“You found it.” Francis’ eyes started to water. It was strange to watch a man with such a terrifying face, one that would send most people running, breaking down, sobbing. He was just as vulnerable as me. I wanted nothing more than to hug him, but I wasn’t on his side. I couldn’t touch him.

“Where does she live?” I asked, hoping it would be close enough for me to walk to. Francis grabbed hold of my hand, and we were no longer in the church.

An unexpected serenity came over as he held onto me tightly. I always thought I would be scared of one of the ghosts that finally touched me, but nothing was scary about this. Where Francis had taken us was hot. I felt like I wanted to melt. The only protection from the intense heat was the cool draft radiating from Francis. His hand felt cold wrapped around my fingers. There was a woman in her sixties who knelt in the garden pruning roses.

“Mrs. Grace?” I inquired.

She jumped and accidentally snipped one of her fingers. “Yes?”

I held out the blue box. “Your son wanted you to have this.”

Inside the box was a pearl necklace with a small emerald hanging from it. Her hands shook as she took it from me. “How did you get this?”

I didn’t expect her to sound angry. “Francis had me bring it to you. I’m sorry for your loss.”

“Thank you.” She breathed.

Something warm trickled down my hand. I didn’t want to look because I knew it was my blood. I must have ripped out my stitches when I was digging the wall apart. I reached out for Francis as I fell to the ground, but there was no loud thud or pain as I hit the cement patio.

I stood over my body. I guess it was finally my turn to make my way over. Francis’ hand was warm when he touched mine.

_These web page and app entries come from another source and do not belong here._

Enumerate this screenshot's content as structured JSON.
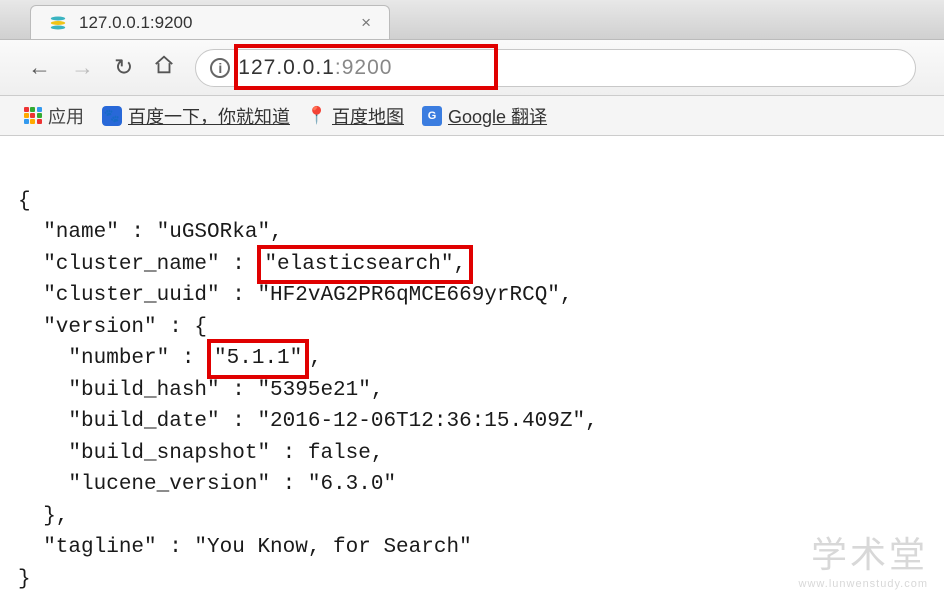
{
  "tab": {
    "title": "127.0.0.1:9200",
    "close": "×"
  },
  "address": {
    "host": "127.0.0.1",
    "port": ":9200"
  },
  "bookmarks": {
    "apps": "应用",
    "baidu": "百度一下，你就知道",
    "baidu_map": "百度地图",
    "gtranslate": "Google 翻译"
  },
  "json": {
    "open": "{",
    "name_key": "  \"name\" : ",
    "name_val": "\"uGSORka\",",
    "cluster_name_key": "  \"cluster_name\" : ",
    "cluster_name_val": "\"elasticsearch\",",
    "cluster_uuid_key": "  \"cluster_uuid\" : ",
    "cluster_uuid_val": "\"HF2vAG2PR6qMCE669yrRCQ\",",
    "version_key": "  \"version\" : {",
    "number_key": "    \"number\" : ",
    "number_val": "\"5.1.1\"",
    "number_comma": ",",
    "build_hash": "    \"build_hash\" : \"5395e21\",",
    "build_date": "    \"build_date\" : \"2016-12-06T12:36:15.409Z\",",
    "build_snapshot": "    \"build_snapshot\" : false,",
    "lucene_version": "    \"lucene_version\" : \"6.3.0\"",
    "version_close": "  },",
    "tagline": "  \"tagline\" : \"You Know, for Search\"",
    "close": "}"
  },
  "watermark": {
    "big": "学术堂",
    "small": "www.lunwenstudy.com"
  }
}
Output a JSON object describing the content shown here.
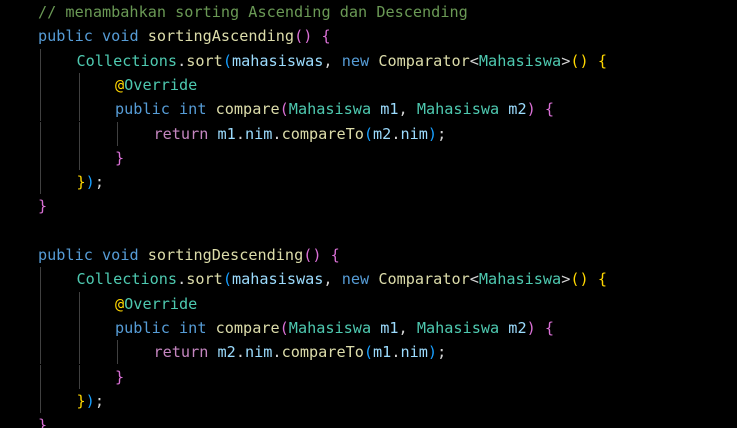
{
  "colors": {
    "background": "#000000",
    "comment": "#6a9955",
    "keyword": "#569cd6",
    "control": "#c586c0",
    "function": "#dcdcaa",
    "type": "#4ec9b0",
    "variable": "#9cdcfe",
    "plain": "#d4d4d4",
    "bracket1": "#ffd700",
    "bracket2": "#da70d6",
    "bracket3": "#179fff",
    "guide": "#404040"
  },
  "code": {
    "lines": [
      {
        "indent": 0,
        "tokens": [
          {
            "t": "// menambahkan sorting Ascending dan Descending",
            "c": "comment"
          }
        ]
      },
      {
        "indent": 0,
        "tokens": [
          {
            "t": "public",
            "c": "keyword"
          },
          {
            "t": " ",
            "c": "plain"
          },
          {
            "t": "void",
            "c": "keyword"
          },
          {
            "t": " ",
            "c": "plain"
          },
          {
            "t": "sortingAscending",
            "c": "function"
          },
          {
            "t": "()",
            "c": "bracket2"
          },
          {
            "t": " ",
            "c": "plain"
          },
          {
            "t": "{",
            "c": "bracket2"
          }
        ]
      },
      {
        "indent": 1,
        "tokens": [
          {
            "t": "Collections",
            "c": "type"
          },
          {
            "t": ".",
            "c": "plain"
          },
          {
            "t": "sort",
            "c": "function"
          },
          {
            "t": "(",
            "c": "bracket3"
          },
          {
            "t": "mahasiswas",
            "c": "variable"
          },
          {
            "t": ", ",
            "c": "plain"
          },
          {
            "t": "new",
            "c": "keyword"
          },
          {
            "t": " ",
            "c": "plain"
          },
          {
            "t": "Comparator",
            "c": "function"
          },
          {
            "t": "<",
            "c": "plain"
          },
          {
            "t": "Mahasiswa",
            "c": "type"
          },
          {
            "t": ">",
            "c": "plain"
          },
          {
            "t": "()",
            "c": "bracket1"
          },
          {
            "t": " ",
            "c": "plain"
          },
          {
            "t": "{",
            "c": "bracket1"
          }
        ]
      },
      {
        "indent": 2,
        "tokens": [
          {
            "t": "@",
            "c": "bracket1"
          },
          {
            "t": "Override",
            "c": "type"
          }
        ]
      },
      {
        "indent": 2,
        "tokens": [
          {
            "t": "public",
            "c": "keyword"
          },
          {
            "t": " ",
            "c": "plain"
          },
          {
            "t": "int",
            "c": "keyword"
          },
          {
            "t": " ",
            "c": "plain"
          },
          {
            "t": "compare",
            "c": "function"
          },
          {
            "t": "(",
            "c": "bracket2"
          },
          {
            "t": "Mahasiswa",
            "c": "type"
          },
          {
            "t": " ",
            "c": "plain"
          },
          {
            "t": "m1",
            "c": "variable"
          },
          {
            "t": ", ",
            "c": "plain"
          },
          {
            "t": "Mahasiswa",
            "c": "type"
          },
          {
            "t": " ",
            "c": "plain"
          },
          {
            "t": "m2",
            "c": "variable"
          },
          {
            "t": ")",
            "c": "bracket2"
          },
          {
            "t": " ",
            "c": "plain"
          },
          {
            "t": "{",
            "c": "bracket2"
          }
        ]
      },
      {
        "indent": 3,
        "tokens": [
          {
            "t": "return",
            "c": "control"
          },
          {
            "t": " ",
            "c": "plain"
          },
          {
            "t": "m1",
            "c": "variable"
          },
          {
            "t": ".",
            "c": "plain"
          },
          {
            "t": "nim",
            "c": "variable"
          },
          {
            "t": ".",
            "c": "plain"
          },
          {
            "t": "compareTo",
            "c": "function"
          },
          {
            "t": "(",
            "c": "bracket3"
          },
          {
            "t": "m2",
            "c": "variable"
          },
          {
            "t": ".",
            "c": "plain"
          },
          {
            "t": "nim",
            "c": "variable"
          },
          {
            "t": ")",
            "c": "bracket3"
          },
          {
            "t": ";",
            "c": "plain"
          }
        ]
      },
      {
        "indent": 2,
        "tokens": [
          {
            "t": "}",
            "c": "bracket2"
          }
        ]
      },
      {
        "indent": 1,
        "tokens": [
          {
            "t": "}",
            "c": "bracket1"
          },
          {
            "t": ")",
            "c": "bracket3"
          },
          {
            "t": ";",
            "c": "plain"
          }
        ]
      },
      {
        "indent": 0,
        "tokens": [
          {
            "t": "}",
            "c": "bracket2"
          }
        ]
      },
      {
        "indent": 0,
        "tokens": []
      },
      {
        "indent": 0,
        "tokens": [
          {
            "t": "public",
            "c": "keyword"
          },
          {
            "t": " ",
            "c": "plain"
          },
          {
            "t": "void",
            "c": "keyword"
          },
          {
            "t": " ",
            "c": "plain"
          },
          {
            "t": "sortingDescending",
            "c": "function"
          },
          {
            "t": "()",
            "c": "bracket2"
          },
          {
            "t": " ",
            "c": "plain"
          },
          {
            "t": "{",
            "c": "bracket2"
          }
        ]
      },
      {
        "indent": 1,
        "tokens": [
          {
            "t": "Collections",
            "c": "type"
          },
          {
            "t": ".",
            "c": "plain"
          },
          {
            "t": "sort",
            "c": "function"
          },
          {
            "t": "(",
            "c": "bracket3"
          },
          {
            "t": "mahasiswas",
            "c": "variable"
          },
          {
            "t": ", ",
            "c": "plain"
          },
          {
            "t": "new",
            "c": "keyword"
          },
          {
            "t": " ",
            "c": "plain"
          },
          {
            "t": "Comparator",
            "c": "function"
          },
          {
            "t": "<",
            "c": "plain"
          },
          {
            "t": "Mahasiswa",
            "c": "type"
          },
          {
            "t": ">",
            "c": "plain"
          },
          {
            "t": "()",
            "c": "bracket1"
          },
          {
            "t": " ",
            "c": "plain"
          },
          {
            "t": "{",
            "c": "bracket1"
          }
        ]
      },
      {
        "indent": 2,
        "tokens": [
          {
            "t": "@",
            "c": "bracket1"
          },
          {
            "t": "Override",
            "c": "type"
          }
        ]
      },
      {
        "indent": 2,
        "tokens": [
          {
            "t": "public",
            "c": "keyword"
          },
          {
            "t": " ",
            "c": "plain"
          },
          {
            "t": "int",
            "c": "keyword"
          },
          {
            "t": " ",
            "c": "plain"
          },
          {
            "t": "compare",
            "c": "function"
          },
          {
            "t": "(",
            "c": "bracket2"
          },
          {
            "t": "Mahasiswa",
            "c": "type"
          },
          {
            "t": " ",
            "c": "plain"
          },
          {
            "t": "m1",
            "c": "variable"
          },
          {
            "t": ", ",
            "c": "plain"
          },
          {
            "t": "Mahasiswa",
            "c": "type"
          },
          {
            "t": " ",
            "c": "plain"
          },
          {
            "t": "m2",
            "c": "variable"
          },
          {
            "t": ")",
            "c": "bracket2"
          },
          {
            "t": " ",
            "c": "plain"
          },
          {
            "t": "{",
            "c": "bracket2"
          }
        ]
      },
      {
        "indent": 3,
        "tokens": [
          {
            "t": "return",
            "c": "control"
          },
          {
            "t": " ",
            "c": "plain"
          },
          {
            "t": "m2",
            "c": "variable"
          },
          {
            "t": ".",
            "c": "plain"
          },
          {
            "t": "nim",
            "c": "variable"
          },
          {
            "t": ".",
            "c": "plain"
          },
          {
            "t": "compareTo",
            "c": "function"
          },
          {
            "t": "(",
            "c": "bracket3"
          },
          {
            "t": "m1",
            "c": "variable"
          },
          {
            "t": ".",
            "c": "plain"
          },
          {
            "t": "nim",
            "c": "variable"
          },
          {
            "t": ")",
            "c": "bracket3"
          },
          {
            "t": ";",
            "c": "plain"
          }
        ]
      },
      {
        "indent": 2,
        "tokens": [
          {
            "t": "}",
            "c": "bracket2"
          }
        ]
      },
      {
        "indent": 1,
        "tokens": [
          {
            "t": "}",
            "c": "bracket1"
          },
          {
            "t": ")",
            "c": "bracket3"
          },
          {
            "t": ";",
            "c": "plain"
          }
        ]
      },
      {
        "indent": 0,
        "tokens": [
          {
            "t": "}",
            "c": "bracket2"
          }
        ]
      }
    ]
  }
}
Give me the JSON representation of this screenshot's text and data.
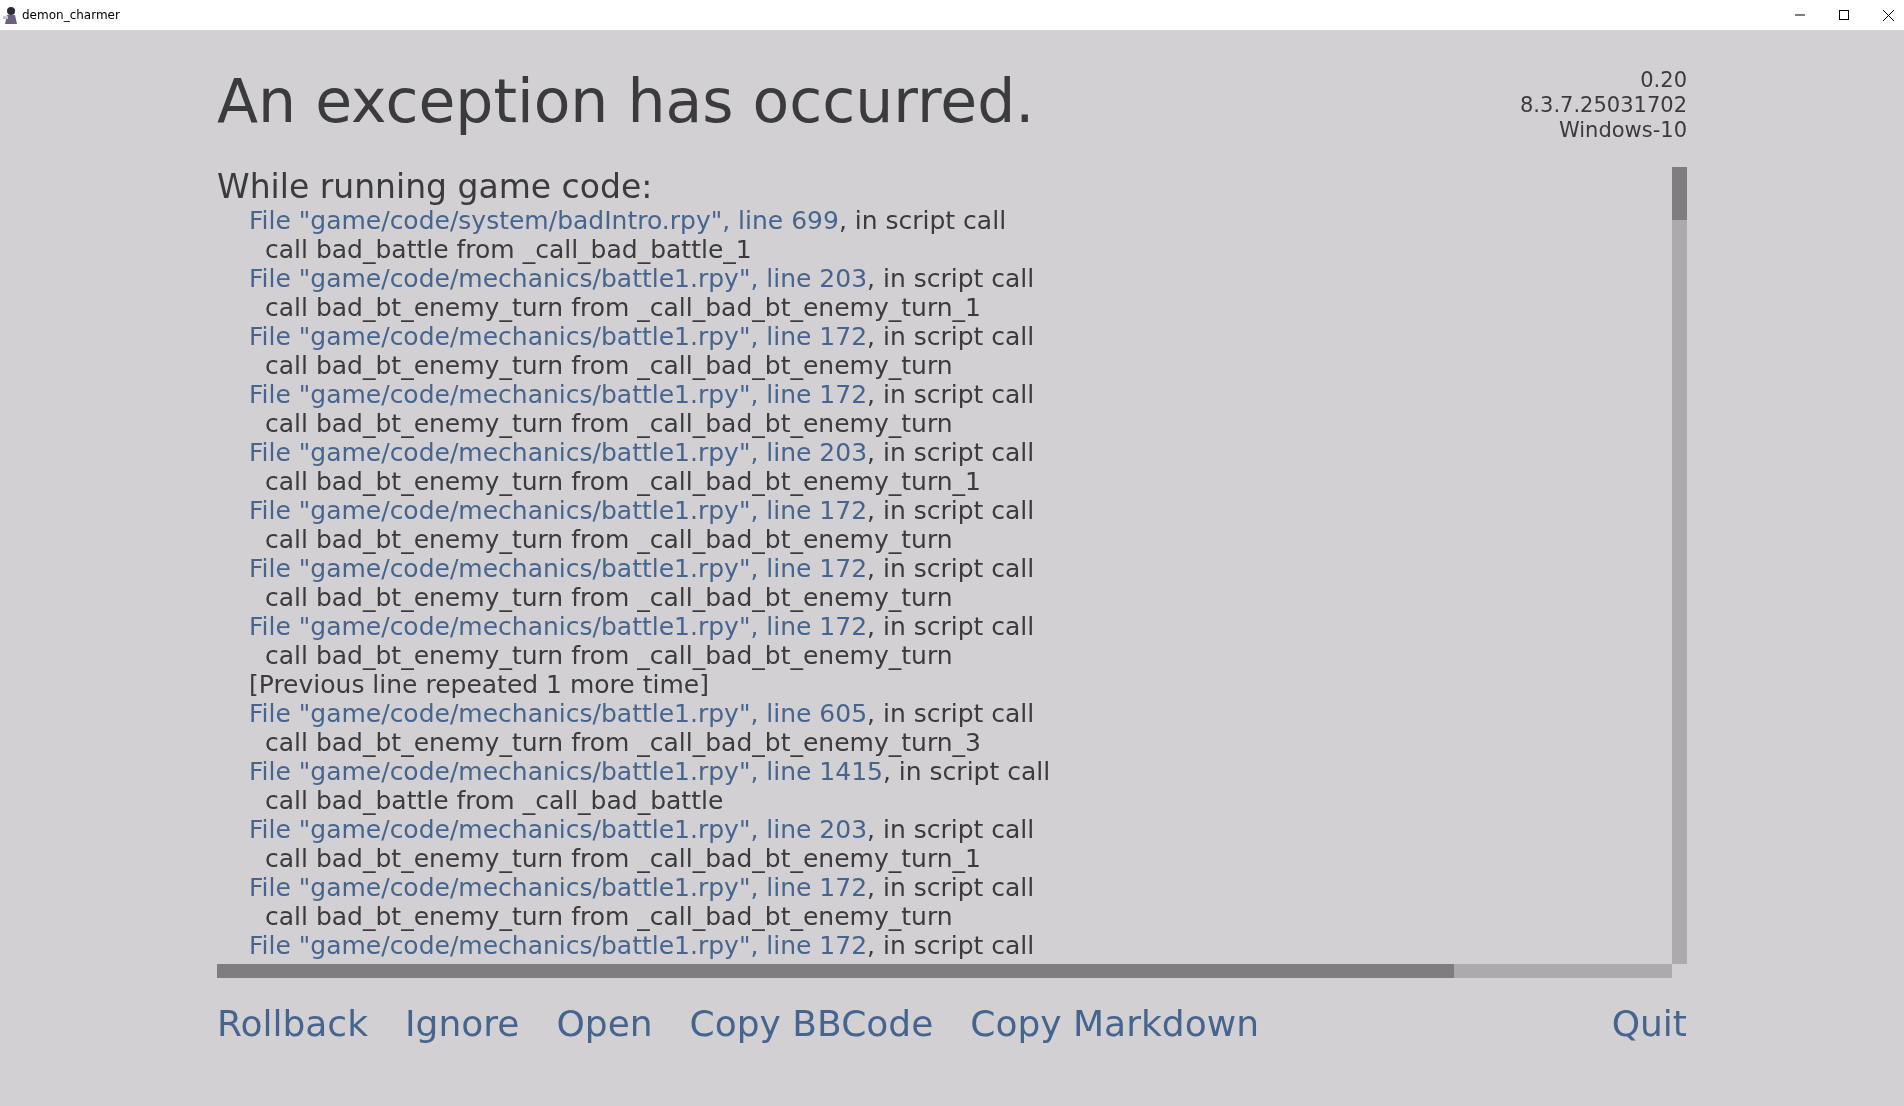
{
  "window": {
    "title": "demon_charmer"
  },
  "heading": "An exception has occurred.",
  "version_info": [
    "0.20",
    "8.3.7.25031702",
    "Windows-10"
  ],
  "section_title": "While running game code:",
  "traceback": [
    {
      "kind": "frame",
      "link": "File \"game/code/system/badIntro.rpy\", line 699",
      "suffix": ", in script call",
      "call": "call bad_battle from _call_bad_battle_1"
    },
    {
      "kind": "frame",
      "link": "File \"game/code/mechanics/battle1.rpy\", line 203",
      "suffix": ", in script call",
      "call": "call bad_bt_enemy_turn from _call_bad_bt_enemy_turn_1"
    },
    {
      "kind": "frame",
      "link": "File \"game/code/mechanics/battle1.rpy\", line 172",
      "suffix": ", in script call",
      "call": "call bad_bt_enemy_turn from _call_bad_bt_enemy_turn"
    },
    {
      "kind": "frame",
      "link": "File \"game/code/mechanics/battle1.rpy\", line 172",
      "suffix": ", in script call",
      "call": "call bad_bt_enemy_turn from _call_bad_bt_enemy_turn"
    },
    {
      "kind": "frame",
      "link": "File \"game/code/mechanics/battle1.rpy\", line 203",
      "suffix": ", in script call",
      "call": "call bad_bt_enemy_turn from _call_bad_bt_enemy_turn_1"
    },
    {
      "kind": "frame",
      "link": "File \"game/code/mechanics/battle1.rpy\", line 172",
      "suffix": ", in script call",
      "call": "call bad_bt_enemy_turn from _call_bad_bt_enemy_turn"
    },
    {
      "kind": "frame",
      "link": "File \"game/code/mechanics/battle1.rpy\", line 172",
      "suffix": ", in script call",
      "call": "call bad_bt_enemy_turn from _call_bad_bt_enemy_turn"
    },
    {
      "kind": "frame",
      "link": "File \"game/code/mechanics/battle1.rpy\", line 172",
      "suffix": ", in script call",
      "call": "call bad_bt_enemy_turn from _call_bad_bt_enemy_turn"
    },
    {
      "kind": "note",
      "text": "[Previous line repeated 1 more time]"
    },
    {
      "kind": "frame",
      "link": "File \"game/code/mechanics/battle1.rpy\", line 605",
      "suffix": ", in script call",
      "call": "call bad_bt_enemy_turn from _call_bad_bt_enemy_turn_3"
    },
    {
      "kind": "frame",
      "link": "File \"game/code/mechanics/battle1.rpy\", line 1415",
      "suffix": ", in script call",
      "call": "call bad_battle from _call_bad_battle"
    },
    {
      "kind": "frame",
      "link": "File \"game/code/mechanics/battle1.rpy\", line 203",
      "suffix": ", in script call",
      "call": "call bad_bt_enemy_turn from _call_bad_bt_enemy_turn_1"
    },
    {
      "kind": "frame",
      "link": "File \"game/code/mechanics/battle1.rpy\", line 172",
      "suffix": ", in script call",
      "call": "call bad_bt_enemy_turn from _call_bad_bt_enemy_turn"
    },
    {
      "kind": "frame",
      "link": "File \"game/code/mechanics/battle1.rpy\", line 172",
      "suffix": ", in script call"
    }
  ],
  "actions": [
    "Rollback",
    "Ignore",
    "Open",
    "Copy BBCode",
    "Copy Markdown"
  ],
  "quit": "Quit"
}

“What happens now?” I asked, but I knew I wasn’t leaving the other world this time.

“It’s time you start your new life, little one.”

Leave a Reply